Booth first took to social media after going to DairyNZ's annual Environmental Leaders Forum in Wellington and enjoys sharing what's going on. It helped show the positive things farmers were doing towards river health.
Booth is now involved with the next step in the process of contributing to river health — identifying, fencing off and/or planting up on-farm wetlands, bogs and seeps. Unfenced, they were all potential danger areas where runoff could impact on waterway health.
The Titoki farm's riparian strips are from 10 metres to more than 50m wide and planted with manuka, karamu, cabbage trees and carex.
"It's awesome seeing stuff that was planted as small plants that's grown to create habitat," Booth said of plantings he began upon returning to the family farm in 2010.
Booth said weed management was a major challenge for managing the fenced off riparian strips. It had taken a big effort to keep planted trees and plants free from weeds.
Autumn calving helps
The couple's 415-cow dairy herd is two years into a four-year programme shifting from traditional spring calving towards full autumn calving. Looking after river health was among the benefits of the new option. Intensively break feeding cows produced less mud in summer than in winter. The herd traditionally calved in early July. It calved in early May this year, calving scheduled for April 25 in 2020 and April 15 in 2021.
They have two children, Tamsyn, 6, and Hannah, 4.
Andrew Booth said farmers didn't need to be daunted about making the effort to improve waterway health.
"It's not a daunting thing.
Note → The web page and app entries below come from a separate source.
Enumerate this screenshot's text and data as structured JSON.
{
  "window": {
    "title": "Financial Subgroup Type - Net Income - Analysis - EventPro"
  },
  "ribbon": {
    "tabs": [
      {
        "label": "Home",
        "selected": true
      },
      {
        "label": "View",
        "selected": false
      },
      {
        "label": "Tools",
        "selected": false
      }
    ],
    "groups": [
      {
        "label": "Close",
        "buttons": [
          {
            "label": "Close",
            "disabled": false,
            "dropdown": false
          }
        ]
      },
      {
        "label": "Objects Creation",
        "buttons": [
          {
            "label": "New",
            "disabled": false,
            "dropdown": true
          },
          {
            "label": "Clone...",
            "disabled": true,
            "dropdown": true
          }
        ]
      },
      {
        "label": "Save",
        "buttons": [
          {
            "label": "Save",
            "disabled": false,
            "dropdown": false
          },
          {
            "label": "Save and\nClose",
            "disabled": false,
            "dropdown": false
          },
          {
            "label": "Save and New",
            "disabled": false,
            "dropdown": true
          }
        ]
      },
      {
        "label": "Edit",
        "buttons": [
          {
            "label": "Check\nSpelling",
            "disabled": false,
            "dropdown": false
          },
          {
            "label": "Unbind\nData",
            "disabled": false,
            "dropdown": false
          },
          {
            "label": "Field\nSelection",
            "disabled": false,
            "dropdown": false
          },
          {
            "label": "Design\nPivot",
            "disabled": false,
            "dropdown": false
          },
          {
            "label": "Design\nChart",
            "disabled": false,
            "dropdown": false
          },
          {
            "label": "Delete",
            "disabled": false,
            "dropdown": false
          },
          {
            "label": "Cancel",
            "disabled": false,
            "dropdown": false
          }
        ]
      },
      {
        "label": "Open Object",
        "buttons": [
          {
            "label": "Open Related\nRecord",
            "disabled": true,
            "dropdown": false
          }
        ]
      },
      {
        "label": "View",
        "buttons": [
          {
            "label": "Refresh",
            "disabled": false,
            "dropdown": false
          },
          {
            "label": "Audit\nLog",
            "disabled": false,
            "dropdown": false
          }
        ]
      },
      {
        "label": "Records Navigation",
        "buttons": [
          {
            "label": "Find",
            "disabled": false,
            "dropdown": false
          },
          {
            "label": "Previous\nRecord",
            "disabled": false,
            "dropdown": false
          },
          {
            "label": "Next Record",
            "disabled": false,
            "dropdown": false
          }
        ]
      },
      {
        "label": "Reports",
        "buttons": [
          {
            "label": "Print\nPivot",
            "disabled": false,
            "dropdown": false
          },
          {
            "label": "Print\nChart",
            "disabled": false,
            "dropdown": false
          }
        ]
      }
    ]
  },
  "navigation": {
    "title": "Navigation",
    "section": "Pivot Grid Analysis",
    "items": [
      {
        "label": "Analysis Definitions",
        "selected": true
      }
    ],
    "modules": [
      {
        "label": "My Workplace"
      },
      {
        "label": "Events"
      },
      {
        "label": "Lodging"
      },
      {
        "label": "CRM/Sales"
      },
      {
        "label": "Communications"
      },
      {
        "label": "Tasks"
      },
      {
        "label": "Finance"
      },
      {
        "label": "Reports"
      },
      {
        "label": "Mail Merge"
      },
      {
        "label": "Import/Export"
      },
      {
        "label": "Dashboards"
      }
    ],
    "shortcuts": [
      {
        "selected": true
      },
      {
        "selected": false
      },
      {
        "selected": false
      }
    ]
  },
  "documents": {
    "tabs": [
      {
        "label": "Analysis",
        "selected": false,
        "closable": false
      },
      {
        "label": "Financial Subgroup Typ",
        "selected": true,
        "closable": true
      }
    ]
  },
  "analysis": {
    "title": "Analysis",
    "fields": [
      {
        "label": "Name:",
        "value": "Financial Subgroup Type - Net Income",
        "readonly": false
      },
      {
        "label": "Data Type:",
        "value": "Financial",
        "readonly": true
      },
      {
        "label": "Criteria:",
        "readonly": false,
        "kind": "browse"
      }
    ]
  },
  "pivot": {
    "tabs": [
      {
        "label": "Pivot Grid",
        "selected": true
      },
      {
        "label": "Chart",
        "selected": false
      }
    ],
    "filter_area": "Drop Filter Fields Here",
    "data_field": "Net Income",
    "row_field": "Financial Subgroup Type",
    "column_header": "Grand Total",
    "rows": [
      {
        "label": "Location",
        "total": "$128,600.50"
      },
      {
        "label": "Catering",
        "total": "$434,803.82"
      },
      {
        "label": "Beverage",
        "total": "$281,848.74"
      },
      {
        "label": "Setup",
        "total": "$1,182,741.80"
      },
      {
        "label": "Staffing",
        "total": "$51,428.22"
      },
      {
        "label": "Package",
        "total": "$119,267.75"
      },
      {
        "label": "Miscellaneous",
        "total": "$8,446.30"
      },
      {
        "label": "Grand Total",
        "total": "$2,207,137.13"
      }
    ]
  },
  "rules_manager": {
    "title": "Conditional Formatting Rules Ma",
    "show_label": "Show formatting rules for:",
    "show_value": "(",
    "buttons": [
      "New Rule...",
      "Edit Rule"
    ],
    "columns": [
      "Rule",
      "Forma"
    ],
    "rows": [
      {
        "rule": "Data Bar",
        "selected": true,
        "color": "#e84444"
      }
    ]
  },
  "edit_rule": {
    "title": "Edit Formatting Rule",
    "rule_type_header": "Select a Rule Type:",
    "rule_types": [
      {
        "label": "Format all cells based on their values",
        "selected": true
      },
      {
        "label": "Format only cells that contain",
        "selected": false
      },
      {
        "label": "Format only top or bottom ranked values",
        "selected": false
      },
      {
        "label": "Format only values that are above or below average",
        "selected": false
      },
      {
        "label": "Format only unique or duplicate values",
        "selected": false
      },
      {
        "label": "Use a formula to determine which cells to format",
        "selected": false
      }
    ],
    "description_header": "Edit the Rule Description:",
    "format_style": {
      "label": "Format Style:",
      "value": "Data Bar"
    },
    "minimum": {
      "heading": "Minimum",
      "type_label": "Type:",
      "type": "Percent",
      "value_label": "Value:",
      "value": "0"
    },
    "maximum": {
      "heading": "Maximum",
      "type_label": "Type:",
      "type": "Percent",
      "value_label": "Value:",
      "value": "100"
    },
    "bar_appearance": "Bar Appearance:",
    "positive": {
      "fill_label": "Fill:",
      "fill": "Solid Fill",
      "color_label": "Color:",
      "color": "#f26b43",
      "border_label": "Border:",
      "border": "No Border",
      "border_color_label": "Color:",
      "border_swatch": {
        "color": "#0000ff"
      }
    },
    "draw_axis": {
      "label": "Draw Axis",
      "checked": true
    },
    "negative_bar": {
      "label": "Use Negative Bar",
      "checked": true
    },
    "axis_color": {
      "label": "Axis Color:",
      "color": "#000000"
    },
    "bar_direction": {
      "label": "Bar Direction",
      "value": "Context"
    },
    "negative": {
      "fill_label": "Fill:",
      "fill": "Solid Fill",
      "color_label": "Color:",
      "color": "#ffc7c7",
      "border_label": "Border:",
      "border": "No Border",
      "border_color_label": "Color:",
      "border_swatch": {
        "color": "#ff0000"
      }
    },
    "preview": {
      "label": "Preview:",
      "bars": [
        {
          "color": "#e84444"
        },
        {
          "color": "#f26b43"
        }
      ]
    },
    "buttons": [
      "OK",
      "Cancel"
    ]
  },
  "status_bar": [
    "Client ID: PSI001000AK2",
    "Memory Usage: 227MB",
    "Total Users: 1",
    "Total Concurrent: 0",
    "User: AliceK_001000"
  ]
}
It's just a matter of finding a place to start and going from there."
They work closely with community group Integrated Kaipara Harbour Management Group (IKHMG), from which they've sourced thousands of riparian plants and others such as Northland Regional Council.
He said most dairy farmers had now fenced off riparian waterways and were in the phase of planting these up.